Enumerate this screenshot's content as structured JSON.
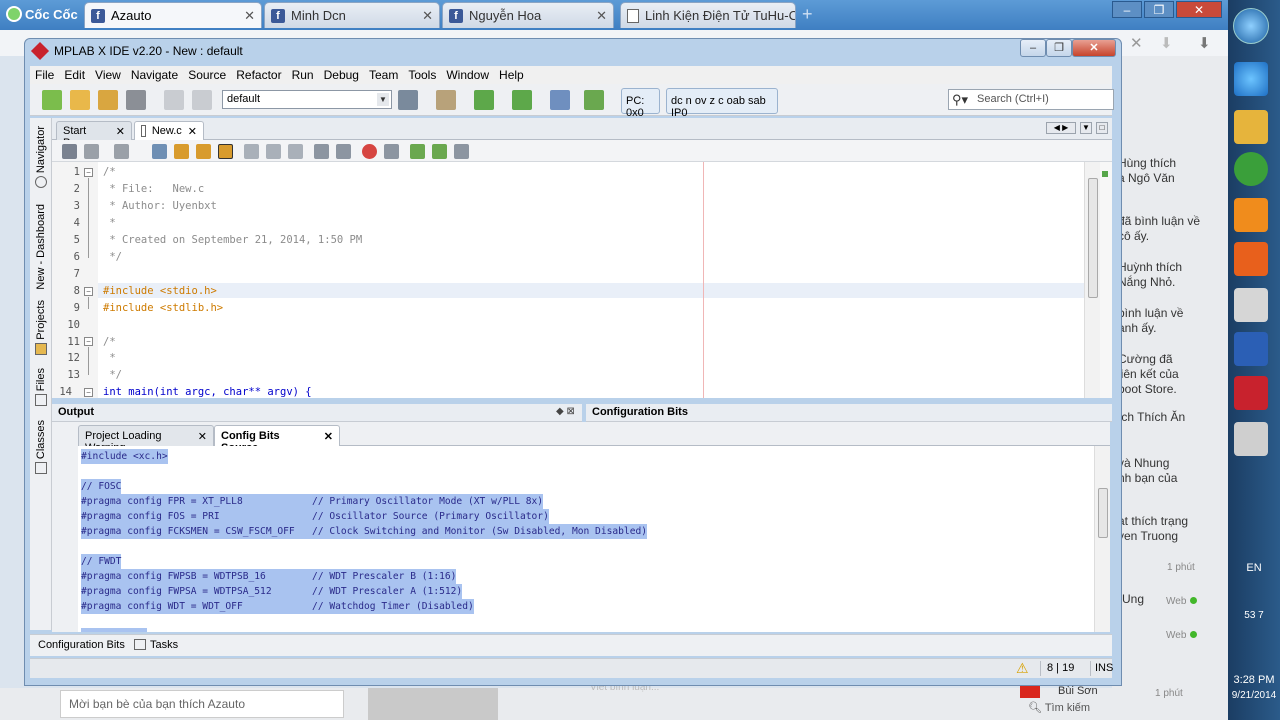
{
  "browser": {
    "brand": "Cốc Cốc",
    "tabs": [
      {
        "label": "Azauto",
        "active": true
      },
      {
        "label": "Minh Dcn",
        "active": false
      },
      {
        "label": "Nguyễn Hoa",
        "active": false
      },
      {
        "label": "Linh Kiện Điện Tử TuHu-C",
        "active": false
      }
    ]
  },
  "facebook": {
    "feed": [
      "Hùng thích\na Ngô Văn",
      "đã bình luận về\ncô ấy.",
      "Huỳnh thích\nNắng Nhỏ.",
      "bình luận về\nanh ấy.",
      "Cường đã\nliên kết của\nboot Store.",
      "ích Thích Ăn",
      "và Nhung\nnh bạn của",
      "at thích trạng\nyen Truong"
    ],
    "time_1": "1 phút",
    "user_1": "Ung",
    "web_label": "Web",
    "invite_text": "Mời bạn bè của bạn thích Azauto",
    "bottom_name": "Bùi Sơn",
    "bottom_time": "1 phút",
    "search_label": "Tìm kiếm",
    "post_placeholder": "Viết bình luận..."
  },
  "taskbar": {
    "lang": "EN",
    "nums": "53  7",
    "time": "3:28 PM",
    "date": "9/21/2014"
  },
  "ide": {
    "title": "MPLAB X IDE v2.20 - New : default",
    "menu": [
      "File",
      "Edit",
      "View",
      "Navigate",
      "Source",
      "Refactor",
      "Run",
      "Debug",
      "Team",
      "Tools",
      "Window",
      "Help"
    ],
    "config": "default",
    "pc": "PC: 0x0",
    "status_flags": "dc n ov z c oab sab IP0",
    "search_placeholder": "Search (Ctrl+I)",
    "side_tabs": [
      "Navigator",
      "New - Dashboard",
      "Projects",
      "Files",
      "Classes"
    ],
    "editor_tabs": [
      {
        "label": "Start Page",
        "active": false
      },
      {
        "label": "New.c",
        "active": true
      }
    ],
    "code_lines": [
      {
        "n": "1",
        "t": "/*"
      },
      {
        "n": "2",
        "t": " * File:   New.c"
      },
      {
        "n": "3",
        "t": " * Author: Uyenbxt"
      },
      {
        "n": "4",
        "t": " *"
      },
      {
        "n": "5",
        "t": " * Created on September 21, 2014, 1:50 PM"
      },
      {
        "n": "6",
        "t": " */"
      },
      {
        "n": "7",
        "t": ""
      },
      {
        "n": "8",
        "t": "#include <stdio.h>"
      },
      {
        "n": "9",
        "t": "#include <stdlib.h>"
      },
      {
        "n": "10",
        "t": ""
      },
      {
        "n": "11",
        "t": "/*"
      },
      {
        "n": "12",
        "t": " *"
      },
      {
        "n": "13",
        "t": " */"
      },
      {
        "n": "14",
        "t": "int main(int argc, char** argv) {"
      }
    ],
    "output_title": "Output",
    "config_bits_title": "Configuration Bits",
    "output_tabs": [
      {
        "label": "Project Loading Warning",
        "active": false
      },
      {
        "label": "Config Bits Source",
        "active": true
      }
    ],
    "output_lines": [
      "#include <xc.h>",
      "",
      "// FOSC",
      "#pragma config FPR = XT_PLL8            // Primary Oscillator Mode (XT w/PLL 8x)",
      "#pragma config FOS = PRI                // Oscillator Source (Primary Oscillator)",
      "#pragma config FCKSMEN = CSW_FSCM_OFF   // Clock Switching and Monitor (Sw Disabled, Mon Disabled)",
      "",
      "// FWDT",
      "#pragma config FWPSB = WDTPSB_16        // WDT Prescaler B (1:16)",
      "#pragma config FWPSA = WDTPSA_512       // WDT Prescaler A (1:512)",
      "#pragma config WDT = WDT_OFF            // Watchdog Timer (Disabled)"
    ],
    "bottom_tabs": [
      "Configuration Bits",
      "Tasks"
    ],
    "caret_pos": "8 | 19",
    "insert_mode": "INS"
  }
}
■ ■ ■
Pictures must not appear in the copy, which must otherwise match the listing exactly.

> [SOLUTION TO THIS PROBLEM]
Enumerate this screenshot's content as structured JSON.
{
  "browser": {
    "brand": "Cốc Cốc",
    "tabs": [
      {
        "label": "Azauto",
        "active": true
      },
      {
        "label": "Minh Dcn",
        "active": false
      },
      {
        "label": "Nguyễn Hoa",
        "active": false
      },
      {
        "label": "Linh Kiện Điện Tử TuHu-C",
        "active": false
      }
    ]
  },
  "facebook": {
    "feed": [
      "Hùng thích\na Ngô Văn",
      "đã bình luận về\ncô ấy.",
      "Huỳnh thích\nNắng Nhỏ.",
      "bình luận về\nanh ấy.",
      "Cường đã\nliên kết của\nboot Store.",
      "ích Thích Ăn",
      "và Nhung\nnh bạn của",
      "at thích trạng\nyen Truong"
    ],
    "time_1": "1 phút",
    "user_1": "Ung",
    "web_label": "Web",
    "invite_text": "Mời bạn bè của bạn thích Azauto",
    "bottom_name": "Bùi Sơn",
    "bottom_time": "1 phút",
    "search_label": "Tìm kiếm",
    "post_placeholder": "Viết bình luận..."
  },
  "taskbar": {
    "lang": "EN",
    "nums": "53  7",
    "time": "3:28 PM",
    "date": "9/21/2014"
  },
  "ide": {
    "title": "MPLAB X IDE v2.20 - New : default",
    "menu": [
      "File",
      "Edit",
      "View",
      "Navigate",
      "Source",
      "Refactor",
      "Run",
      "Debug",
      "Team",
      "Tools",
      "Window",
      "Help"
    ],
    "config": "default",
    "pc": "PC: 0x0",
    "status_flags": "dc n ov z c oab sab IP0",
    "search_placeholder": "Search (Ctrl+I)",
    "side_tabs": [
      "Navigator",
      "New - Dashboard",
      "Projects",
      "Files",
      "Classes"
    ],
    "editor_tabs": [
      {
        "label": "Start Page",
        "active": false
      },
      {
        "label": "New.c",
        "active": true
      }
    ],
    "code_lines": [
      {
        "n": "1",
        "t": "/*"
      },
      {
        "n": "2",
        "t": " * File:   New.c"
      },
      {
        "n": "3",
        "t": " * Author: Uyenbxt"
      },
      {
        "n": "4",
        "t": " *"
      },
      {
        "n": "5",
        "t": " * Created on September 21, 2014, 1:50 PM"
      },
      {
        "n": "6",
        "t": " */"
      },
      {
        "n": "7",
        "t": ""
      },
      {
        "n": "8",
        "t": "#include <stdio.h>"
      },
      {
        "n": "9",
        "t": "#include <stdlib.h>"
      },
      {
        "n": "10",
        "t": ""
      },
      {
        "n": "11",
        "t": "/*"
      },
      {
        "n": "12",
        "t": " *"
      },
      {
        "n": "13",
        "t": " */"
      },
      {
        "n": "14",
        "t": "int main(int argc, char** argv) {"
      }
    ],
    "output_title": "Output",
    "config_bits_title": "Configuration Bits",
    "output_tabs": [
      {
        "label": "Project Loading Warning",
        "active": false
      },
      {
        "label": "Config Bits Source",
        "active": true
      }
    ],
    "output_lines": [
      "#include <xc.h>",
      "",
      "// FOSC",
      "#pragma config FPR = XT_PLL8            // Primary Oscillator Mode (XT w/PLL 8x)",
      "#pragma config FOS = PRI                // Oscillator Source (Primary Oscillator)",
      "#pragma config FCKSMEN = CSW_FSCM_OFF   // Clock Switching and Monitor (Sw Disabled, Mon Disabled)",
      "",
      "// FWDT",
      "#pragma config FWPSB = WDTPSB_16        // WDT Prescaler B (1:16)",
      "#pragma config FWPSA = WDTPSA_512       // WDT Prescaler A (1:512)",
      "#pragma config WDT = WDT_OFF            // Watchdog Timer (Disabled)"
    ],
    "bottom_tabs": [
      "Configuration Bits",
      "Tasks"
    ],
    "caret_pos": "8 | 19",
    "insert_mode": "INS"
  }
}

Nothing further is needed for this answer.